Why we have to continue to fight for our profession

Dame Donna Kinnair 16 Oct 2020 Chief Executive and General Secretary

Dame Donna Kinnair explains why nursing is still undervalued, even during this pandemic

Every day I wake up and I feel proud to be a nurse. It is a profession that requires individuals to be analytical, questioning everything to make those highly skilled, complex decisions needed to care for patients. 

And I am always the first to encourage anyone with a passion for nursing to consider joining. 

But it is not a career for everyone. And it is certainly not a ‘default’ profession for people unfortunate enough to have had their livelihoods impacted by the pandemic. 

This was a topic of debate when I appeared on Question Time last week, and it was suggested that people faced with losing their jobs in the wider economy could join the care profession. 

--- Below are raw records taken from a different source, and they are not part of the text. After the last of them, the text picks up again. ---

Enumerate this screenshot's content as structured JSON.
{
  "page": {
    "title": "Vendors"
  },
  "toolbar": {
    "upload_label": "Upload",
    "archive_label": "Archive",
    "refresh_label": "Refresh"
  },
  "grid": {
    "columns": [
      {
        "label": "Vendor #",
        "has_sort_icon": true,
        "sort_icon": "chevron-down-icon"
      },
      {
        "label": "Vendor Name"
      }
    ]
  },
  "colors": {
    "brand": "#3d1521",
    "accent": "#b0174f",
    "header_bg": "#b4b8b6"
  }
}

It is clear to me that despite the incredible contribution nursing has made to the health of our nation – and supporting the country through COVID-19 – there is still a fundamental misunderstanding of what it means to be a member of nursing staff.

Nursing is a highly skilled, complex and safety critical profession. 

Regardless of where our members work – and we work across all sectors and types of workplace – the one thing that unites us is that all nursing staff are highly trained professionals.  

Elsewhere, I heard a politician more specifically suggest people ‘retrain’ in social care. The low wages that nursing staff in the social care sector face in no way reflects the skilled and important work you are responsible for. You care for our most vulnerable with compassion and make complex decisions about their care. 

We’ve been sharing a series of features in our member magazine, Bulletin, which clearly demonstrates the vital contribution our members working in care homes have made during the pandemic to reduce the risk of infection and innovations to care for patients. 

Today’s CQC State of Care report  should ring alarm bells with the UK Government – that those most in need of care are facing the biggest problems accessing the care they need. Services such as mental health and social care were already under huge pressures due to a lack of specialist staff before the pandemic and COVID-19 has now left them struggling to catch up.

Staffing shortages, poor pay – it is a dangerous mix when we know we have 50,000 vacancies in the NHS alone and thousands more in social care. 

We need proper investment in the nursing workforce – across our health and social care system. You also deserve to be able to go to work with the right number of nursing colleagues, to care for your patients and be able to deliver your safety critical role. 

I will continue to challenge those in power to hear the voices of our 450,000 members and to truly value the contribution of nursing staff in our health and social care services across the UK.  
Dame Donna Kinnair

Dame Donna Kinnair

Chief Executive & General Secretary

Prior to her appointment as Acting Chief Executive & General Secretary, Dame Donna was Director of Nursing, Policy and Practice and worked with UK-wide RCN staff to drive and implement RCN professional nursing, policy and practice strategy.

Before joining the RCN, Donna held various roles, including Clinical Director of Emergency Medicine at Barking, Havering and Redbridge University Hospitals Trust.
Donna advised the PM’s Commission on the future of Nursing and Midwifery in 2010 and served as nurse/child health assessor to the Victoria Climbié Inquiry.

Page last updated - 13/05/2021